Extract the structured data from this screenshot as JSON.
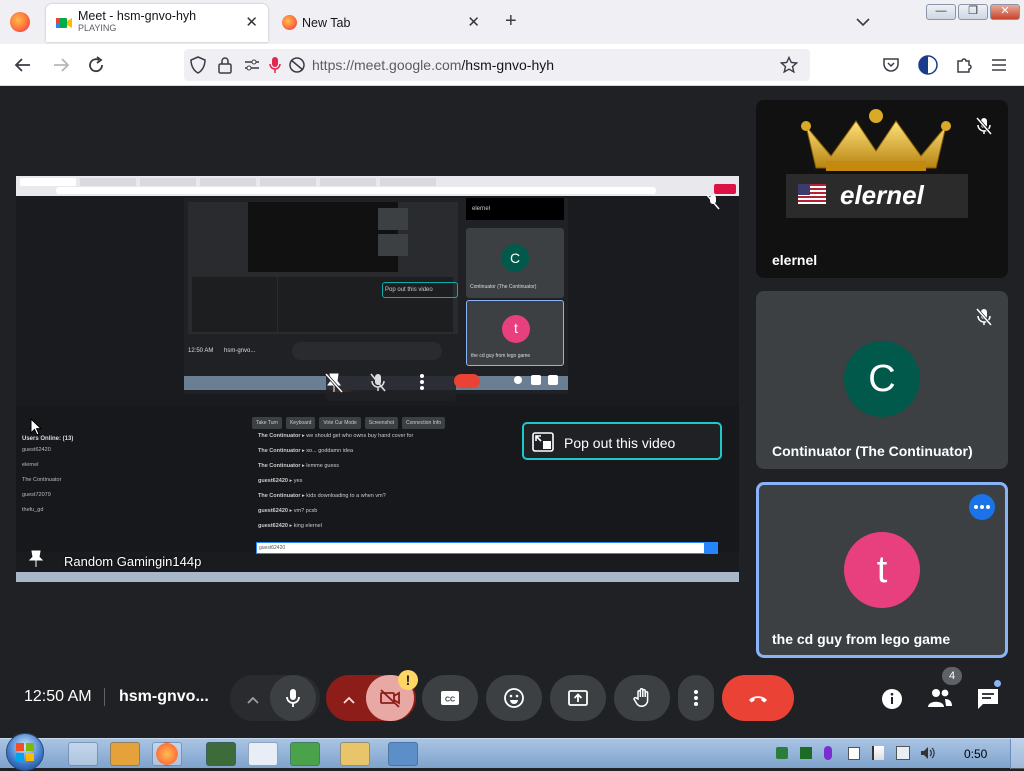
{
  "browser": {
    "tabs": [
      {
        "title": "Meet - hsm-gnvo-hyh",
        "subtitle": "PLAYING",
        "active": true
      },
      {
        "title": "New Tab",
        "active": false
      }
    ],
    "new_tab_label": "+",
    "url_domain": "https://meet.google.com",
    "url_path": "/hsm-gnvo-hyh",
    "window_controls": [
      "minimize",
      "maximize",
      "close"
    ]
  },
  "presentation": {
    "presenter_label": "Random Gamingin144p",
    "popout_label": "Pop out this video",
    "inner": {
      "users_online": "Users Online: (13)",
      "user_list": [
        "guest62420",
        "elernel",
        "The Continuator",
        "guest72079",
        "thefu_gd"
      ],
      "chat_buttons": [
        "Take Turn",
        "Keyboard",
        "Vote Cur Mode",
        "Screenshot",
        "Connection Info"
      ],
      "chat": [
        {
          "user": "The Continuator",
          "text": "we should get who owns buy hand cover for"
        },
        {
          "user": "The Continuator",
          "text": "so... goddamn idea"
        },
        {
          "user": "The Continuator",
          "text": "lemme guess"
        },
        {
          "user": "guest62420",
          "text": "yes"
        },
        {
          "user": "The Continuator",
          "text": "kids downloading to a when vm?"
        },
        {
          "user": "guest62420",
          "text": "vm? pcsb"
        },
        {
          "user": "guest62420",
          "text": "king elernel"
        }
      ],
      "chat_input_user": "guest62420",
      "inner_time": "12:50 AM",
      "inner_code": "hsm-gnvo...",
      "inner_popout": "Pop out this video",
      "inner_tile1_initial": "C",
      "inner_tile1_name": "Continuator (The Continuator)",
      "inner_tile2_initial": "t",
      "inner_tile2_name": "the cd guy from lego game",
      "inner_header": "elernel"
    }
  },
  "participants": [
    {
      "name": "elernel",
      "banner_text": "elernel",
      "muted": true
    },
    {
      "name": "Continuator (The Continuator)",
      "initial": "C",
      "avatar_color": "#00594a",
      "muted": true
    },
    {
      "name": "the cd guy from lego game",
      "initial": "t",
      "avatar_color": "#e8407f",
      "active_speaker": true
    }
  ],
  "controls": {
    "time": "12:50 AM",
    "meeting_code": "hsm-gnvo...",
    "people_count": "4",
    "warning_badge": "!",
    "accent_red": "#ea4335",
    "dark_red": "#8c1d18",
    "active_blue": "#8ab4f8"
  },
  "taskbar": {
    "clock": "0:50"
  }
}
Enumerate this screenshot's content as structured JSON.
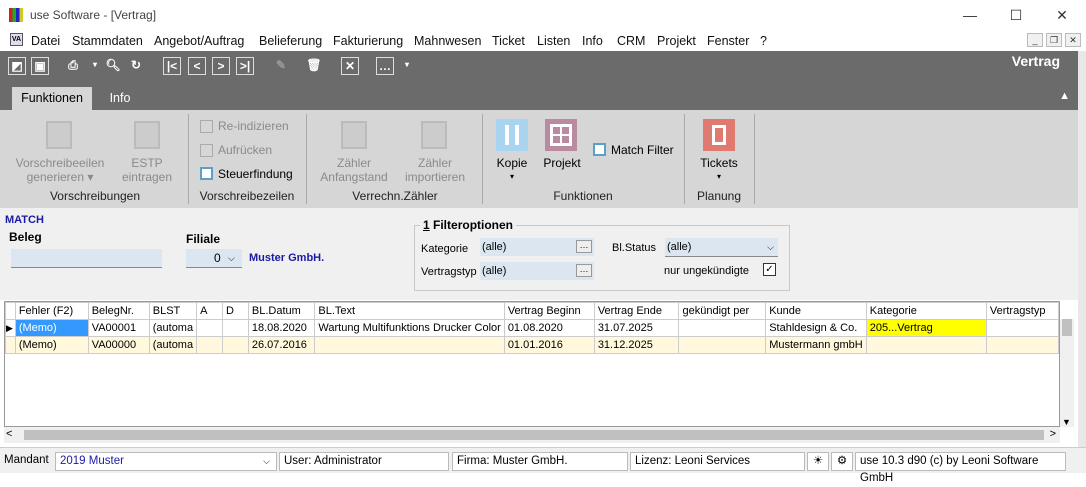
{
  "window": {
    "title": "use Software - [Vertrag]",
    "minimize": "—",
    "maximize": "☐",
    "close": "✕"
  },
  "menu": {
    "items": [
      "Datei",
      "Stammdaten",
      "Angebot/Auftrag",
      "Belieferung",
      "Fakturierung",
      "Mahnwesen",
      "Ticket",
      "Listen",
      "Info",
      "CRM",
      "Projekt",
      "Fenster",
      "?"
    ],
    "va_icon": "VA"
  },
  "toolbar": {
    "title": "Vertrag",
    "icons": [
      "new-icon",
      "save-icon",
      "print-icon",
      "search-icon",
      "refresh-icon",
      "first-icon",
      "prev-icon",
      "next-icon",
      "last-icon",
      "edit-icon",
      "delete-icon",
      "cancel-icon",
      "more-icon"
    ]
  },
  "tabs": {
    "funktionen": "Funktionen",
    "info": "Info"
  },
  "ribbon": {
    "vorschreibungen": {
      "generieren": "Vorschreibeeilen",
      "generieren2": "generieren",
      "estp": "ESTP",
      "estp2": "eintragen",
      "group": "Vorschreibungen"
    },
    "vorschreibezeilen": {
      "reindizieren": "Re-indizieren",
      "aufruecken": "Aufrücken",
      "steuerfindung": "Steuerfindung",
      "group": "Vorschreibezeilen"
    },
    "zaehler": {
      "anfangstand": "Zähler",
      "anfangstand2": "Anfangstand",
      "importieren": "Zähler",
      "importieren2": "importieren",
      "group": "Verrechn.Zähler"
    },
    "funktionen": {
      "kopie": "Kopie",
      "projekt": "Projekt",
      "match_filter": "Match Filter",
      "group": "Funktionen"
    },
    "planung": {
      "tickets": "Tickets",
      "group": "Planung"
    }
  },
  "match": {
    "label": "MATCH",
    "beleg_label": "Beleg",
    "beleg_value": "",
    "filiale_label": "Filiale",
    "filiale_value": "0",
    "filiale_name": "Muster GmbH.",
    "filter_title_num": "1",
    "filter_title": " Filteroptionen",
    "kategorie_label": "Kategorie",
    "kategorie_value": "(alle)",
    "vertragstyp_label": "Vertragstyp",
    "vertragstyp_value": "(alle)",
    "blstatus_label": "Bl.Status",
    "blstatus_value": "(alle)",
    "ungekuendigte_label": "nur ungekündigte",
    "ungekuendigte_checked": true
  },
  "grid": {
    "headers": [
      "Fehler (F2)",
      "BelegNr.",
      "BLST",
      "A",
      "D",
      "BL.Datum",
      "BL.Text",
      "Vertrag Beginn",
      "Vertrag Ende",
      "gekündigt per",
      "Kunde",
      "Kategorie",
      "Vertragstyp"
    ],
    "rows": [
      [
        "(Memo)",
        "VA00001",
        "(automa",
        "",
        "",
        "18.08.2020",
        "Wartung Multifunktions Drucker Color",
        "01.08.2020",
        "31.07.2025",
        "",
        "Stahldesign & Co.",
        "205...Vertrag",
        ""
      ],
      [
        "(Memo)",
        "VA00000",
        "(automa",
        "",
        "",
        "26.07.2016",
        "",
        "01.01.2016",
        "31.12.2025",
        "",
        "Mustermann gmbH",
        "",
        ""
      ]
    ]
  },
  "status": {
    "mandant_label": "Mandant",
    "mandant_value": "2019 Muster",
    "user": "User: Administrator",
    "firma": "Firma: Muster GmbH.",
    "lizenz": "Lizenz: Leoni Services",
    "version": "use 10.3 d90 (c) by Leoni Software GmbH"
  },
  "colors": {
    "toolbar_bg": "#6b6b6b",
    "ribbon_bg": "#d6d6d6",
    "selected_cell": "#ffff00",
    "row2_bg": "#fff8dc",
    "link_blue": "#1a1aa6"
  }
}
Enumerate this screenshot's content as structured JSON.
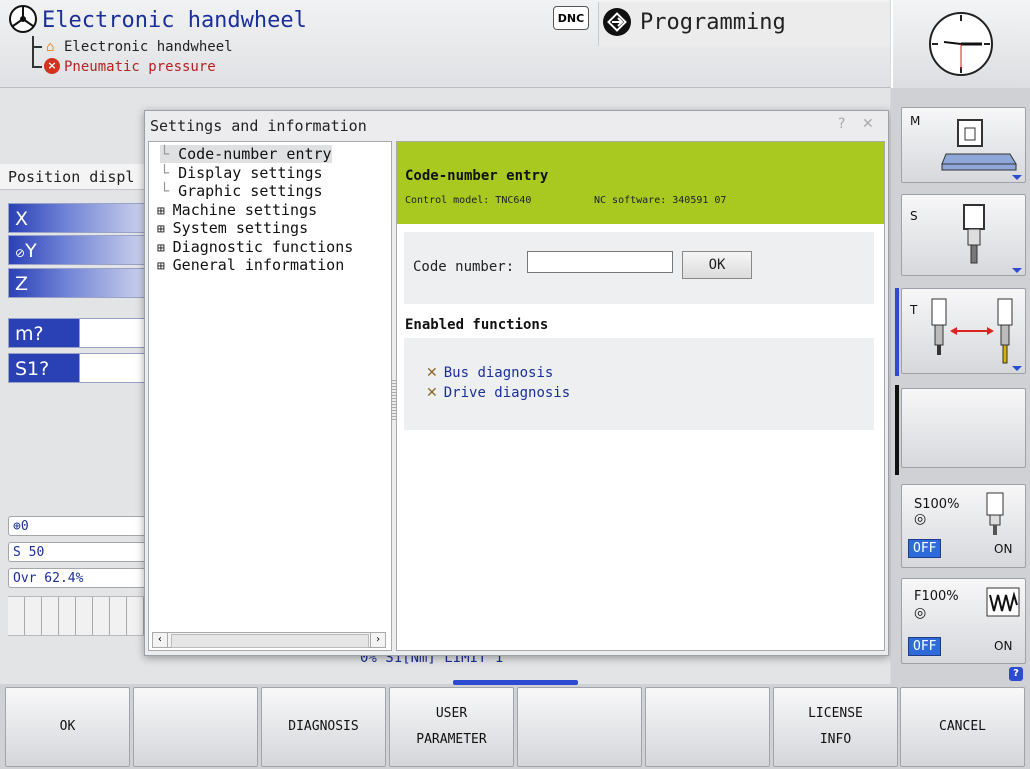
{
  "header": {
    "mode_title": "Electronic handwheel",
    "messages": [
      "Electronic handwheel",
      "Pneumatic pressure"
    ],
    "dnc_label": "DNC",
    "programming_label": "Programming"
  },
  "position_display": {
    "title": "Position displ",
    "axes": [
      "X",
      "Y",
      "Z"
    ],
    "m_label": "m?",
    "s_label": "S1?",
    "info": {
      "datum": "0",
      "spindle": "S 50",
      "override": "Ovr 62.4%"
    },
    "behind_status": "0%  S1[Nm]   LIMIT 1"
  },
  "dialog": {
    "title": "Settings and information",
    "tree": [
      {
        "label": "Code-number entry",
        "expandable": false,
        "selected": true
      },
      {
        "label": "Display settings",
        "expandable": false,
        "selected": false
      },
      {
        "label": "Graphic settings",
        "expandable": false,
        "selected": false
      },
      {
        "label": "Machine settings",
        "expandable": true,
        "selected": false
      },
      {
        "label": "System settings",
        "expandable": true,
        "selected": false
      },
      {
        "label": "Diagnostic functions",
        "expandable": true,
        "selected": false
      },
      {
        "label": "General information",
        "expandable": true,
        "selected": false
      }
    ],
    "content": {
      "title": "Code-number entry",
      "control_model": "Control model: TNC640",
      "nc_software": "NC software: 340591 07",
      "code_label": "Code number:",
      "code_value": "",
      "ok_label": "OK",
      "enabled_title": "Enabled functions",
      "functions": [
        "Bus diagnosis",
        "Drive diagnosis"
      ]
    }
  },
  "right_softkeys": {
    "m": "M",
    "s": "S",
    "t": "T",
    "s_override": {
      "label": "S100%",
      "off": "OFF",
      "on": "ON"
    },
    "f_override": {
      "label": "F100%",
      "off": "OFF",
      "on": "ON"
    }
  },
  "bottom_softkeys": [
    {
      "lines": [
        "OK"
      ]
    },
    {
      "lines": [
        ""
      ]
    },
    {
      "lines": [
        "DIAGNOSIS"
      ]
    },
    {
      "lines": [
        "USER",
        "PARAMETER"
      ]
    },
    {
      "lines": [
        ""
      ]
    },
    {
      "lines": [
        ""
      ]
    },
    {
      "lines": [
        "LICENSE",
        "INFO"
      ]
    },
    {
      "lines": [
        "CANCEL"
      ]
    }
  ],
  "colors": {
    "accent_blue": "#2c4bd0",
    "banner_green": "#a9c820",
    "error_red": "#b52222"
  }
}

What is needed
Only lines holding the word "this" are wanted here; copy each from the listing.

Response
Extract the structured data from this screenshot as JSON.
    "popout_label": "Pop out this video",
      "inner_popout": "Pop out this video",
Enumerate this screenshot's content as structured JSON.
Enumerate this screenshot's content as structured JSON.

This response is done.